Items from a dataset
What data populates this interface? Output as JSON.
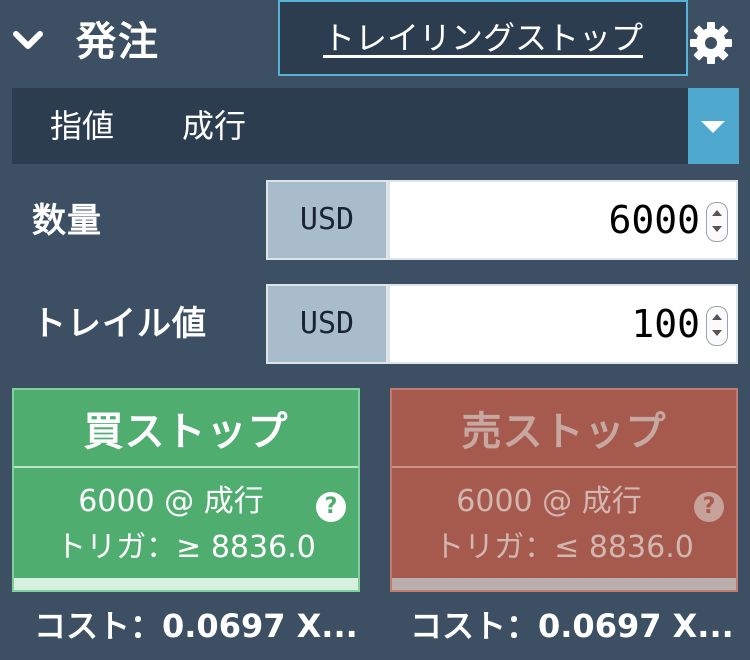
{
  "header": {
    "title": "発注",
    "icons": [
      "chevron-down-icon",
      "calculator-icon",
      "gear-icon"
    ]
  },
  "order_types": {
    "limit": "指値",
    "market": "成行",
    "trailing_stop": "トレイリングストップ"
  },
  "quantity": {
    "label": "数量",
    "currency": "USD",
    "value": "6000"
  },
  "trail": {
    "label": "トレイル値",
    "currency": "USD",
    "value": "100"
  },
  "buy": {
    "title": "買ストップ",
    "detail": "6000 @ 成行",
    "trigger": "トリガ：≥ 8836.0",
    "help": "?",
    "cost": "コスト：0.0697 X..."
  },
  "sell": {
    "title": "売ストップ",
    "detail": "6000 @ 成行",
    "trigger": "トリガ：≤ 8836.0",
    "help": "?",
    "cost": "コスト：0.0697 X..."
  },
  "colors": {
    "background": "#3c4f63",
    "buy": "#4fae6f",
    "sell": "#a65a4e",
    "accent": "#4fa8ce"
  }
}
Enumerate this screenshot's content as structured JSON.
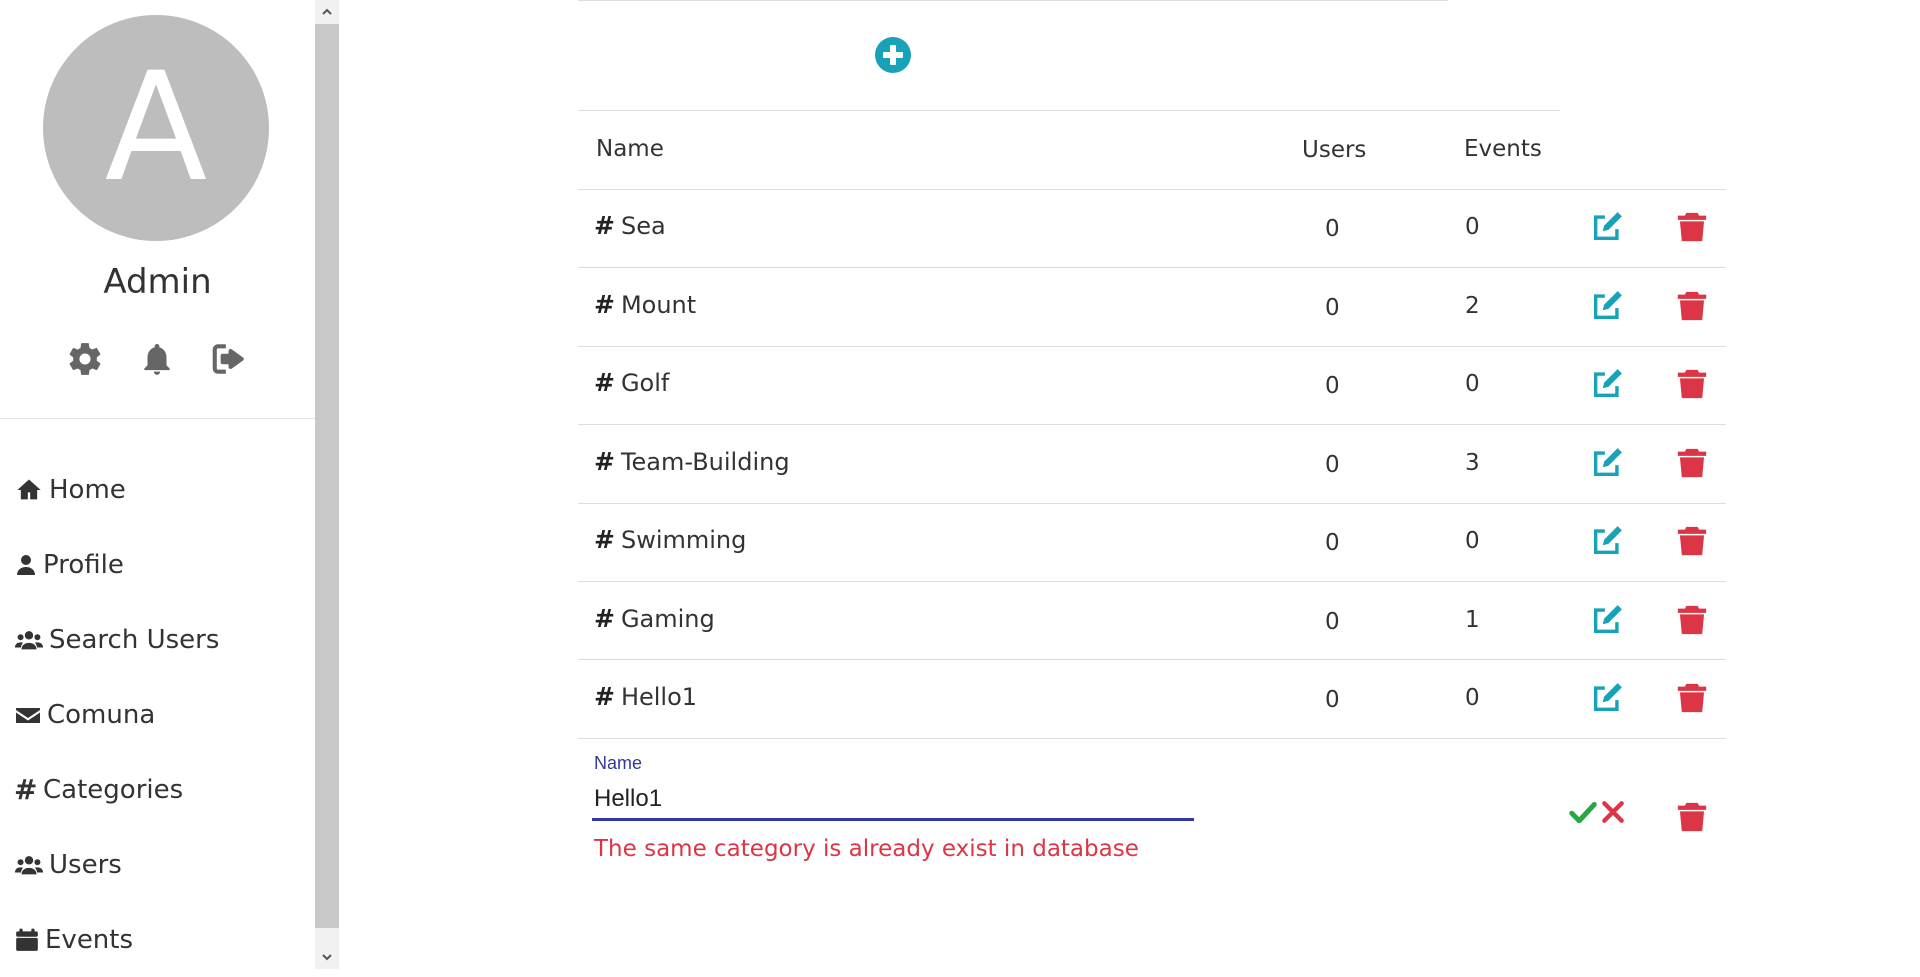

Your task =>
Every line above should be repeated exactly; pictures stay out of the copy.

Task result =>
What data populates this interface? Output as JSON.
{
  "header": {
    "title": "発注",
    "icons": [
      "chevron-down-icon",
      "calculator-icon",
      "gear-icon"
    ]
  },
  "order_types": {
    "limit": "指値",
    "market": "成行",
    "trailing_stop": "トレイリングストップ"
  },
  "quantity": {
    "label": "数量",
    "currency": "USD",
    "value": "6000"
  },
  "trail": {
    "label": "トレイル値",
    "currency": "USD",
    "value": "100"
  },
  "buy": {
    "title": "買ストップ",
    "detail": "6000 @ 成行",
    "trigger": "トリガ：≥ 8836.0",
    "help": "?",
    "cost": "コスト：0.0697 X..."
  },
  "sell": {
    "title": "売ストップ",
    "detail": "6000 @ 成行",
    "trigger": "トリガ：≤ 8836.0",
    "help": "?",
    "cost": "コスト：0.0697 X..."
  },
  "colors": {
    "background": "#3c4f63",
    "buy": "#4fae6f",
    "sell": "#a65a4e",
    "accent": "#4fa8ce"
  }
}
Enumerate this screenshot's content as structured JSON.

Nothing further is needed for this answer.